The Holts’ toxic nightmare on Eno Road is the “poster child” for environmental racism. The United Church of Christ 2007 Toxic Wastes and Race at Twenty report describes the poisoning of the Holts’ well and the government response as the “poster child” for environmental racism. The Dickson case conforms to the national trend in which African Americans and other people of color make up the majority (56%) of the residents living in neighborhoods within two miles of the nation’s commercial hazardous waste facilities, nearly double the percentage in areas beyond two miles (30%). They also make up more than two-thirds (69%) of the residents in neighborhoods with two or more clustered facilities. Nationally, African Americans are 79 percent more likely than whites to live in neighborhoods where industrial pollution is suspected of posing the greatest health danger.
Toxic racism steals black health. Harry Holt died of cancer in January 2007. His daughter, Sheila Holt Orsted is recovering from breast cancer. According to the American Cancer Society, even though Caucasian women are slightly more likely to develop breast cancer than African-Americans, African-American women are more likely to die of the disease. The industrial solvent TCE is widely known to be harmful to humans. A 2011 EPA study found that TCE is even more dangerous to people’s health than previously thought—causing kidney and liver cancer, lymphoma and other health problems. This new EPA study lays the groundwork to re-evaluate the federal drinking-water standard for TCE: 5 parts per billion in water, and 1 microgram per cubic meter in air.

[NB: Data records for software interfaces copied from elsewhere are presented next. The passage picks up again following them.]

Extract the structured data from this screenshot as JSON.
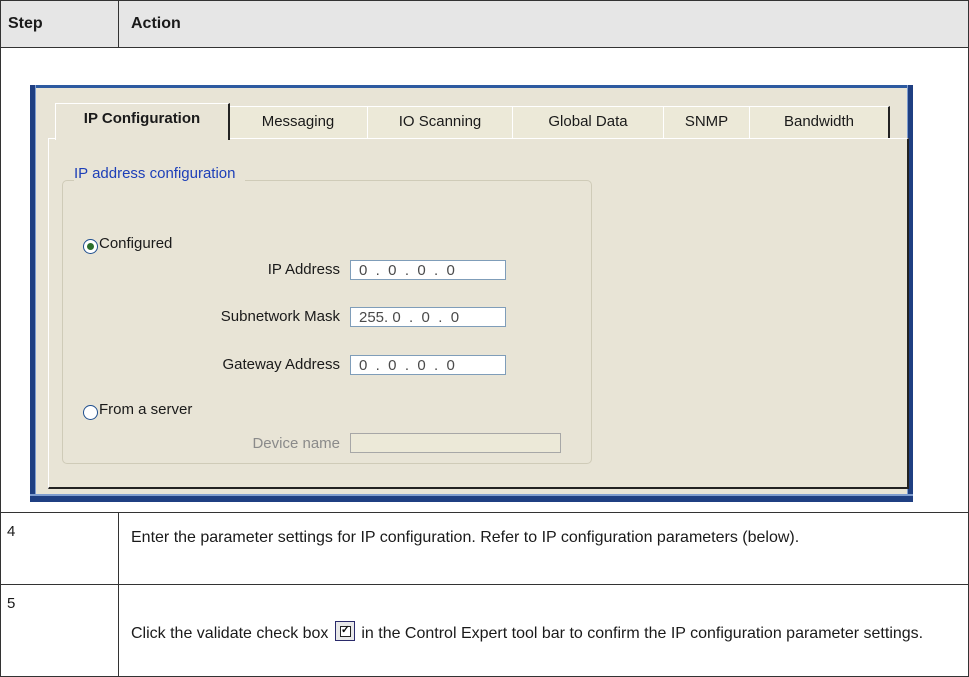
{
  "table": {
    "header": {
      "step": "Step",
      "action": "Action"
    },
    "rows": [
      {
        "step": "4",
        "action": "Enter the parameter settings for IP configuration. Refer to IP configuration parameters (below)."
      },
      {
        "step": "5",
        "action_before": "Click the validate check box",
        "action_after": "in the Control Expert tool bar to confirm the IP configuration parameter settings.",
        "icon": "validate-checkbox-icon"
      }
    ]
  },
  "screenshot": {
    "tabs": [
      {
        "label": "IP Configuration",
        "active": true
      },
      {
        "label": "Messaging",
        "active": false
      },
      {
        "label": "IO Scanning",
        "active": false
      },
      {
        "label": "Global Data",
        "active": false
      },
      {
        "label": "SNMP",
        "active": false
      },
      {
        "label": "Bandwidth",
        "active": false
      }
    ],
    "group_title": "IP address configuration",
    "configured": {
      "label": "Configured",
      "selected": true,
      "ip_address_label": "IP Address",
      "ip_address_value": "0  .  0  .  0  .  0",
      "subnet_label": "Subnetwork Mask",
      "subnet_value": "255. 0  .  0  .  0",
      "gateway_label": "Gateway Address",
      "gateway_value": "0  .  0  .  0  .  0"
    },
    "from_server": {
      "label": "From a server",
      "selected": false,
      "device_name_label": "Device name",
      "device_name_value": ""
    }
  }
}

Toxic racism robs black wealth. Poisoning of black land with toxic chemicals robs blacks of their wealth and widens the wealth gap between blacks and whites. Today, the typical white family has 20 times the wealth of the typical black family. That’s the largest gap in 25 years. This theft has robbed African American landowners of wealth that would normally be passed down to their offspring. This phenomenon is not unique to Tennessee. The world learned of this stolen legacy in the discriminatory treatment of black farmers at the hands of the USDA and their long wait for justice. And in December 2010, President Barack Obama signed a bill authorizing $1.25 billion dollars in appropriations for the Pigford II lawsuit after Congress approved the legislation in November 2010. According to the Federation of Southern Cooperatives, from emancipation to 1910, blacks amassed 15 million acres of land of which 218,000 black farmers are full or part owners. A steady decline of black land ownership began after 1910 through theft, intimidation, discrimination, back taxes, and economic loss.
Finally, in the spirit of Dr. King, it is fitting that we lift up the Dickson, Tennessee case, a struggle that epitomizes the civil rights leader’s final campaign in Memphis involving garbage and human rights.